Ethical approval:
not applicable
Details on study design:
Three male workers, aged 26, 30 and 42 years, were involved in the repairs following an incidental leak of EO in an EO-manufacturing plant. All three were nonsmokers with no recent exposure to EO. Blood samples were collected ca. 20 h following the incident and hydroxyethylvaline (HEV) was measured as a marker of EO exposure.

Results and discussion

Using the blood samples from the three exposed operators which had an hydroxyethylvaline (HEV) level of 177.6, 42.8, and 214.2 pmol/globin it was calculated that the exposure during the repairs had been 1.79, 0.23, and 2.21 ppm as 8-h TWA. Two of the three operators have had exposure to EO one to two magnitudes over the Dutch OEL (0.5 ppm), which was almost certainly caused by dermal uptake of EO vapour.

Any other information on results incl. tables

For the first scenario (normal working conditions), both models indicated a small dermal contribution when compared with the dose received via inhalation. The Rauma model claculated a dermal contribution ratio (DCR) of 0.2% and the IndusChemFate a DCR of 1%. Thus, the dermal contribution to systemic EO exposure appears to be negligible in comparison with the contribution of the inhalation route.

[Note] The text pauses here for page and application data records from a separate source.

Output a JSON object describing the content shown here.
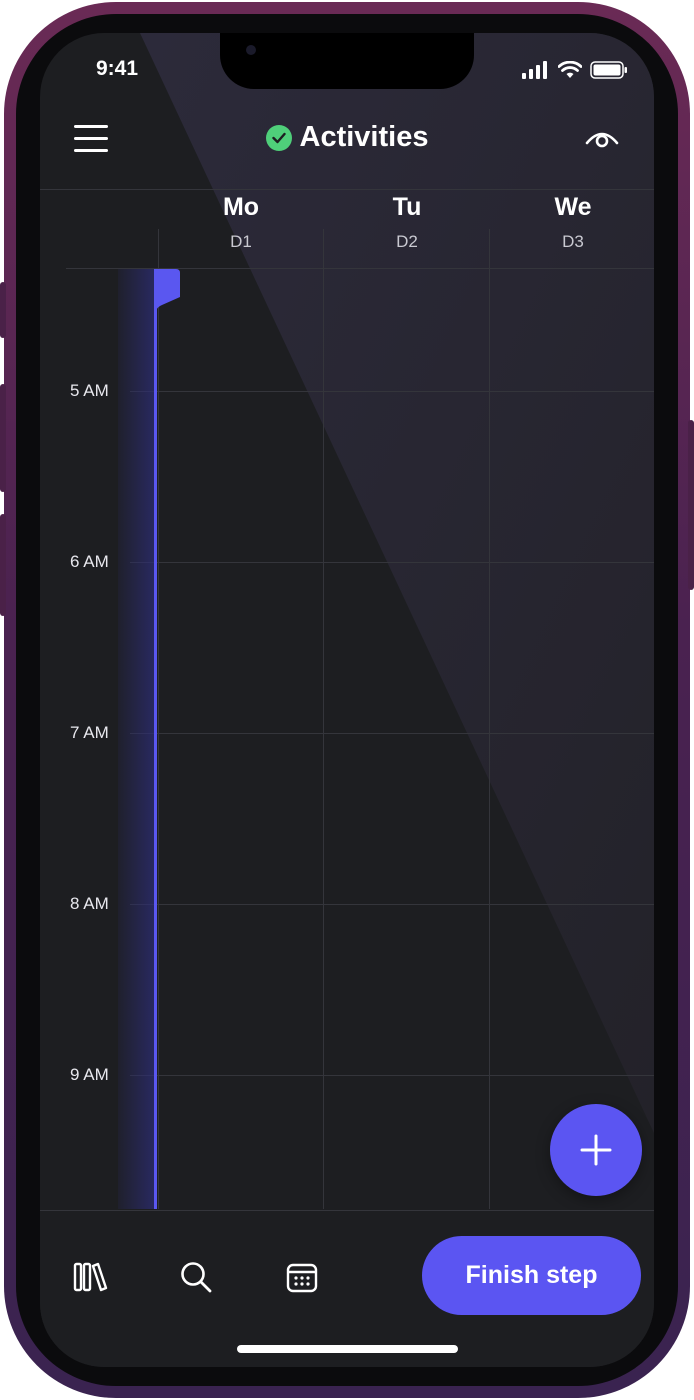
{
  "status_bar": {
    "time": "9:41"
  },
  "header": {
    "title": "Activities"
  },
  "days": [
    {
      "name": "Mo",
      "label": "D1"
    },
    {
      "name": "Tu",
      "label": "D2"
    },
    {
      "name": "We",
      "label": "D3"
    }
  ],
  "time_labels": [
    "5 AM",
    "6 AM",
    "7 AM",
    "8 AM",
    "9 AM"
  ],
  "bottom_bar": {
    "finish_label": "Finish step"
  },
  "colors": {
    "accent": "#5b55f2",
    "status_ok": "#4fcf7a",
    "background": "#1d1e21"
  },
  "icons": [
    "menu-icon",
    "check-circle-icon",
    "eye-icon",
    "plus-icon",
    "library-icon",
    "search-icon",
    "calendar-icon"
  ]
}
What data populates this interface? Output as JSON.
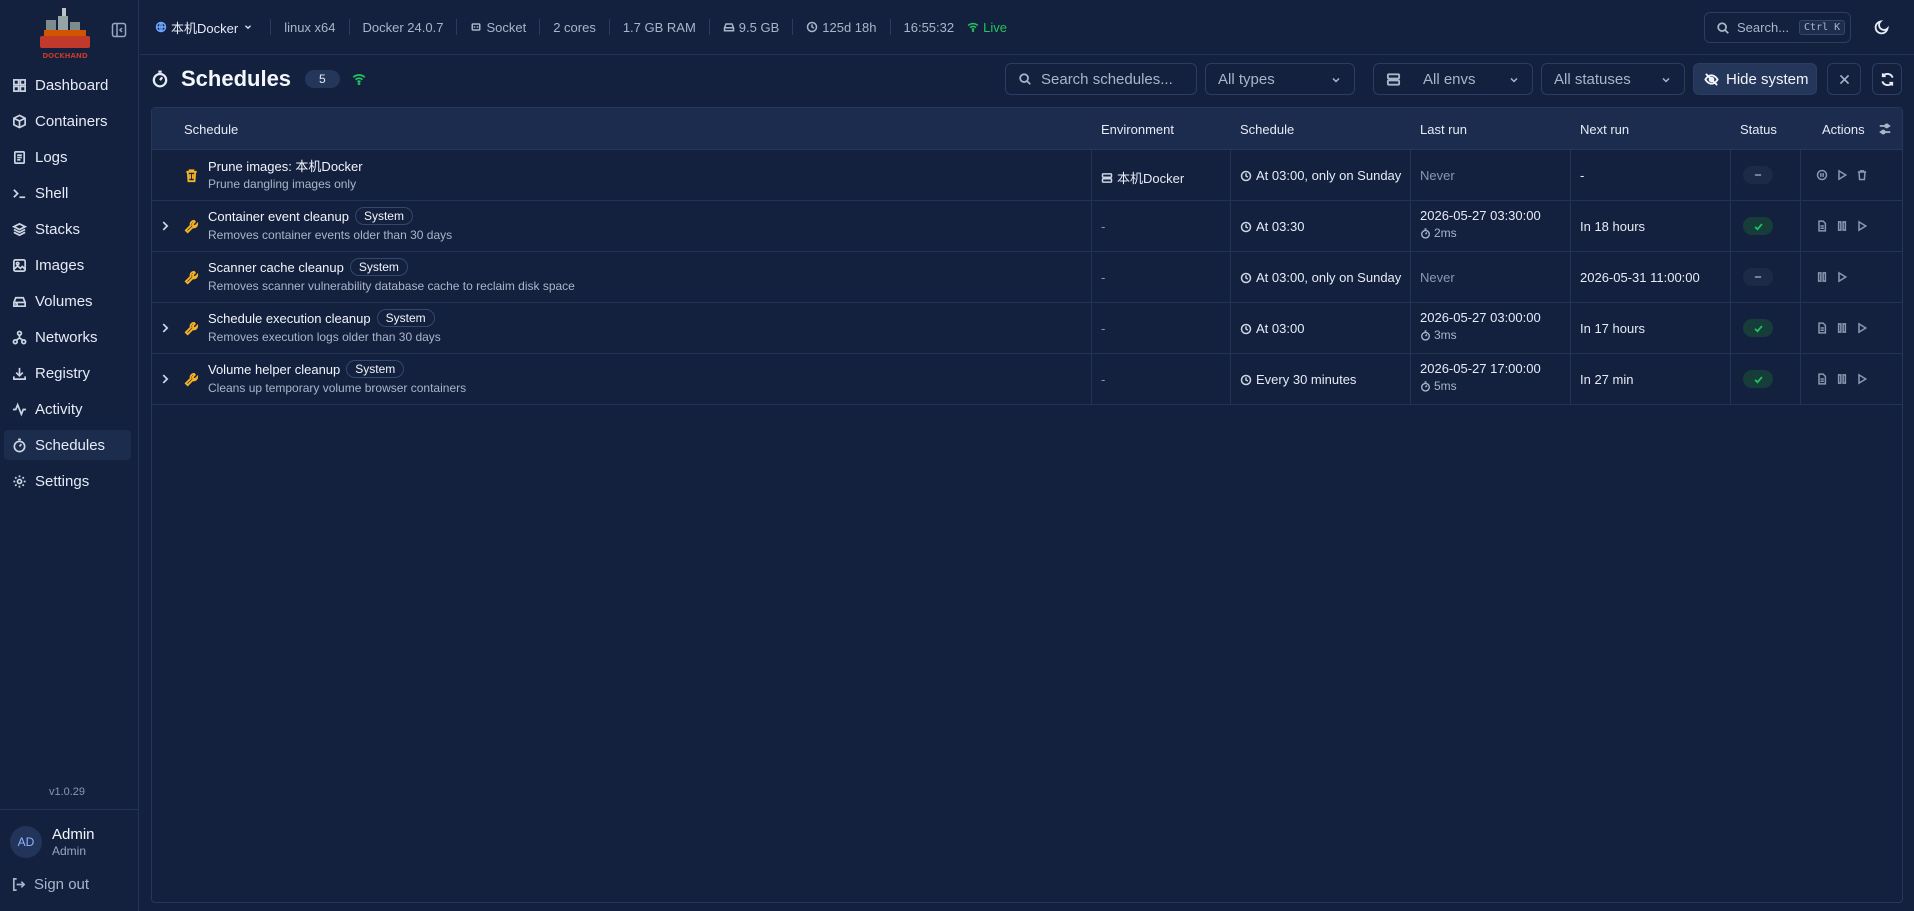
{
  "brand": {
    "logo_text": "DOCKHAND",
    "version": "v1.0.29"
  },
  "topbar": {
    "env": "本机Docker",
    "platform": "linux x64",
    "docker": "Docker 24.0.7",
    "connection": "Socket",
    "cores": "2 cores",
    "ram": "1.7 GB RAM",
    "disk": "9.5 GB",
    "uptime": "125d 18h",
    "clock": "16:55:32",
    "live": "Live",
    "search_placeholder": "Search...",
    "search_kbd": "Ctrl K"
  },
  "sidebar": {
    "items": [
      {
        "label": "Dashboard",
        "icon": "dashboard-icon"
      },
      {
        "label": "Containers",
        "icon": "box-icon"
      },
      {
        "label": "Logs",
        "icon": "logs-icon"
      },
      {
        "label": "Shell",
        "icon": "terminal-icon"
      },
      {
        "label": "Stacks",
        "icon": "layers-icon"
      },
      {
        "label": "Images",
        "icon": "image-icon"
      },
      {
        "label": "Volumes",
        "icon": "hard-drive-icon"
      },
      {
        "label": "Networks",
        "icon": "network-icon"
      },
      {
        "label": "Registry",
        "icon": "download-icon"
      },
      {
        "label": "Activity",
        "icon": "activity-icon"
      },
      {
        "label": "Schedules",
        "icon": "timer-icon"
      },
      {
        "label": "Settings",
        "icon": "gear-icon"
      }
    ],
    "active": "Schedules"
  },
  "user": {
    "initials": "AD",
    "name": "Admin",
    "role": "Admin",
    "signout": "Sign out"
  },
  "page": {
    "title": "Schedules",
    "count": "5",
    "search_placeholder": "Search schedules...",
    "filter_types": "All types",
    "filter_envs": "All envs",
    "filter_statuses": "All statuses",
    "hide_system": "Hide system"
  },
  "table": {
    "headers": {
      "schedule": "Schedule",
      "environment": "Environment",
      "schedule2": "Schedule",
      "last_run": "Last run",
      "next_run": "Next run",
      "status": "Status",
      "actions": "Actions"
    },
    "rows": [
      {
        "name": "Prune images: 本机Docker",
        "badge": "",
        "desc": "Prune dangling images only",
        "env": "本机Docker",
        "schedule": "At 03:00, only on Sunday",
        "last_run": "Never",
        "duration": "",
        "next_run": "-",
        "status": "none",
        "icon": "trash-icon",
        "expandable": false
      },
      {
        "name": "Container event cleanup",
        "badge": "System",
        "desc": "Removes container events older than 30 days",
        "env": "-",
        "schedule": "At 03:30",
        "last_run": "2026-05-27 03:30:00",
        "duration": "2ms",
        "next_run": "In 18 hours",
        "status": "ok",
        "icon": "wrench-icon",
        "expandable": true
      },
      {
        "name": "Scanner cache cleanup",
        "badge": "System",
        "desc": "Removes scanner vulnerability database cache to reclaim disk space",
        "env": "-",
        "schedule": "At 03:00, only on Sunday",
        "last_run": "Never",
        "duration": "",
        "next_run": "2026-05-31 11:00:00",
        "status": "none",
        "icon": "wrench-icon",
        "expandable": false
      },
      {
        "name": "Schedule execution cleanup",
        "badge": "System",
        "desc": "Removes execution logs older than 30 days",
        "env": "-",
        "schedule": "At 03:00",
        "last_run": "2026-05-27 03:00:00",
        "duration": "3ms",
        "next_run": "In 17 hours",
        "status": "ok",
        "icon": "wrench-icon",
        "expandable": true
      },
      {
        "name": "Volume helper cleanup",
        "badge": "System",
        "desc": "Cleans up temporary volume browser containers",
        "env": "-",
        "schedule": "Every 30 minutes",
        "last_run": "2026-05-27 17:00:00",
        "duration": "5ms",
        "next_run": "In 27 min",
        "status": "ok",
        "icon": "wrench-icon",
        "expandable": true
      }
    ]
  },
  "colors": {
    "accent_green": "#22c55e",
    "warning": "#f5b324",
    "background": "#13213f"
  }
}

In an accidental scenario, the systemic exposure received via inhalation was expected to be 0.02 ppm (8-h TWA). The dermal uptake, claculated with the Rauma model would be 0.06 ppm and the total exposure less than 0.08 (8-h TWA). The IndusChemFate model calculated the exposure to be 0.31 ppm and a total exposure of less than 0.33 ppm (8-h TWA).

Another scenario using the ART programme resulted in a systemic exposure via inhalation of >0.6 ppm. The dermal uptake would be 2.6 ppm (Rauma model) and 12.8 ppm (IndusChemFate) and the total exposure 3.2 ppm and 13.4 ppm (8-h TWA).

Applicant's summary and conclusion

The results of the calculatons presented here in combination with the actual data from an incidental release of EO, confirm the need to consider the dermal exposure route for accidental scenarios involving EO spillage.
Executive summary:

During a short incident in an ethylene oxide (EO) producing plant, EO vapour was released under high pressure. Operators wore full respiratory protection during repairs tox the leak. To check the adequacy of the applied personal protective equipment and to address concerns about potential dermal exposure and subsequent uptake of EO, biological monitoring was applied by determination of the haemoglobin adducts of EO in blood. Based on the results of the biomonitoring, a risk assessment of dermal exposure to EO vapour was made.

Calculations to estimate dermal exposure, based on two recently published models and using the relevant physical–chemical properties of EO, indicate that the dermal contribution to total exposure is expected to be negligible under normal operating circumstances. However, the models indicate that under accidental circumstances of product spillage, when high air concentrations can build up quickly and where incident response is conducted under respiratory protection with independently supplied air, the systemic exposure resulting from dermal absorption may reach levels of concern.

The model estimates were compared to the actual biomonitoring data in the operators involved in the accidental release of EO vapour. The results suggest that when incidental exposures to high EO vapour concentrations (several thousand ppm) occur during periods in excess of 20–30 min, additional risk man- agement measures, such as wearing chemical impervious suits, should be considered to control dermal

uptake of EO.